WHAT THE EXERCISE ASKS: Print, exactly and completely, the data that appears below.

EXCERPTED DATA:
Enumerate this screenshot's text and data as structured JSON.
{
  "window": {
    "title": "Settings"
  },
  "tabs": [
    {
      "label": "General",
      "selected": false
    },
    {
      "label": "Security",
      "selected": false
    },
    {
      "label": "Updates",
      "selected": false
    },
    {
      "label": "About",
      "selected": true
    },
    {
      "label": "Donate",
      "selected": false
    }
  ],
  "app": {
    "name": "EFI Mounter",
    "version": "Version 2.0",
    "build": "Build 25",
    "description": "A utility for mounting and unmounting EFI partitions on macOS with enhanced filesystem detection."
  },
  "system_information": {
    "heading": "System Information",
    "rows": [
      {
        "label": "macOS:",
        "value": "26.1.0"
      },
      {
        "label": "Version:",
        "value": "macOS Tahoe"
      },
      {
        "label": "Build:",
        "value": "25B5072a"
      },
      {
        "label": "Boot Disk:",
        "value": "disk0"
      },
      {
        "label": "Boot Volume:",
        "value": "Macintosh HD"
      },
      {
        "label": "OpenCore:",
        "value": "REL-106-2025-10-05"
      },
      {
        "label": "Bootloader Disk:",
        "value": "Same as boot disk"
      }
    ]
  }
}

COMPLETED TASK:
Enumerate this screenshot's text and data as structured JSON.
{
  "window": {
    "title": "Settings"
  },
  "tabs": [
    {
      "label": "General",
      "selected": false
    },
    {
      "label": "Security",
      "selected": false
    },
    {
      "label": "Updates",
      "selected": false
    },
    {
      "label": "About",
      "selected": true
    },
    {
      "label": "Donate",
      "selected": false
    }
  ],
  "app": {
    "name": "EFI Mounter",
    "version": "Version 2.0",
    "build": "Build 25",
    "description": "A utility for mounting and unmounting EFI partitions on macOS with enhanced filesystem detection."
  },
  "system_information": {
    "heading": "System Information",
    "rows": [
      {
        "label": "macOS:",
        "value": "26.1.0"
      },
      {
        "label": "Version:",
        "value": "macOS Tahoe"
      },
      {
        "label": "Build:",
        "value": "25B5072a"
      },
      {
        "label": "Boot Disk:",
        "value": "disk0"
      },
      {
        "label": "Boot Volume:",
        "value": "Macintosh HD"
      },
      {
        "label": "OpenCore:",
        "value": "REL-106-2025-10-05"
      },
      {
        "label": "Bootloader Disk:",
        "value": "Same as boot disk"
      }
    ]
  }
}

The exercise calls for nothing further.